The CatchBoth of these games had an incredible, against the odds, gravity defying reception in the final drive of regulation.
In Super Bowl 42, there was the helmet catch. On 3rd-and-5, with just over a minute remaining, Eli Manning was smothered by Patriots defensive lineman. Instead of taking a sure sack, however, Manning slipped away, and gunned a bullet down the center of the field (never a good idea, usually) to reserve wide receiver David Tyree, who made the greatest play in NFL history, catching the ball with safety Rodney Harrison draped all over him, and pinning it to his helmet as he fell to the ground, before maintaining possession as he slammed to the floor.
The catch defied belief.
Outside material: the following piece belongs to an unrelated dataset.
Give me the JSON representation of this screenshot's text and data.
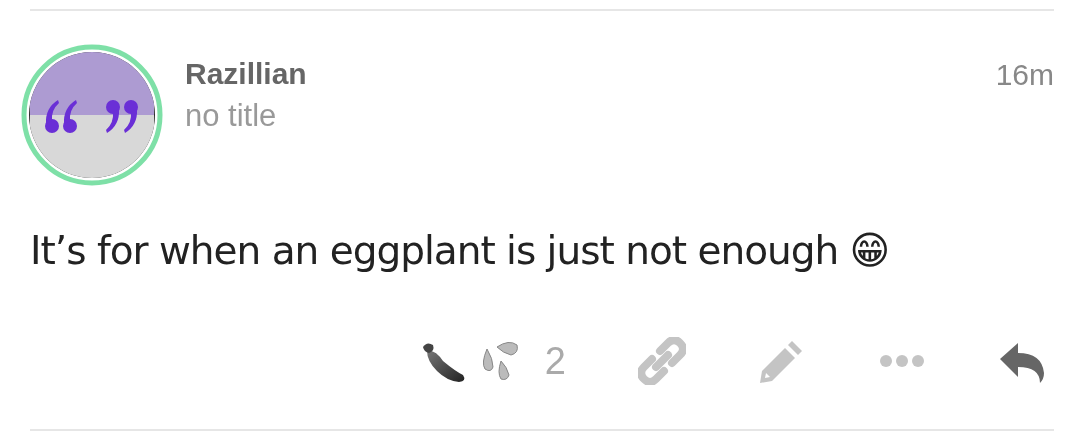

Manning’s elusiveness, his incredibly gutsy throw, and Tyree’s catch — the degree of difficulty, the fact that he pinned it against his helmet, the fact that Harrison was literally on top of him, the fact that it was a no name receiver who made the catch — it still gives me chills watching it to this day.
However, Julian Edelman‘s catch in Super Bowl 51 was Tyree-esque — in fact, many believed that this catch was finally a reciprocation by the football gods, evening the status quo for the Patriots after the Helmet Catch nine years earlier. Brady threw the ball over the middle, looking for Edelman, who was surrounded by three Falcons defenders.
Robert Alford, who previously had a pick six in the game, tipped the ball up when all four players dived for it. The ball deflected off a shoe, and then bounced off Edelman’s hands before he snatched it. When Edelman made the catch, the ball was mere centimeters away from touching the turf and being ruled incomplete.
While Edelman’s catch was amazing, there are three reasons why it is not as good as Tyree’s. First, his catch required a great deal of luck — Alford’s tip could have gone anywhere, and if the ball doesn’t bounce up off a shoe, Edelman likely doesn’t make the catch.
Tyree’s catch, however, required a ton of skill, concentration, and will– he was incredibly pragmatic by pinning the ball to his helmet, and the concentration and sheer determination that Tyree required to keep the ball from falling was remarkable.
The second factor is the quarterback. Brady was not at all under pressure when he threw the pass. Meanwhile, Manning was nearly sacked by three players, before evading them and slinging it downfield. The degree of difficulty on the throwing side was just as high as the catch.
Third, was circumstance. The Giants were facing a 3rd-and-5, and the Patriots had a 1st-and-10. If Eli gets sacked, it’s 4th-and-long. If the pass is incomplete, it’s still 4th-and-5. If Edelman doesn’t make the catch, it’s 2nd-and-10. The Patriots had already converted on second and third and long during that drive.
Throw in that the Tyree catch happened on the game-winning drive, and the Edelman catch happened on the game-tying drive, and we have another clear winner here.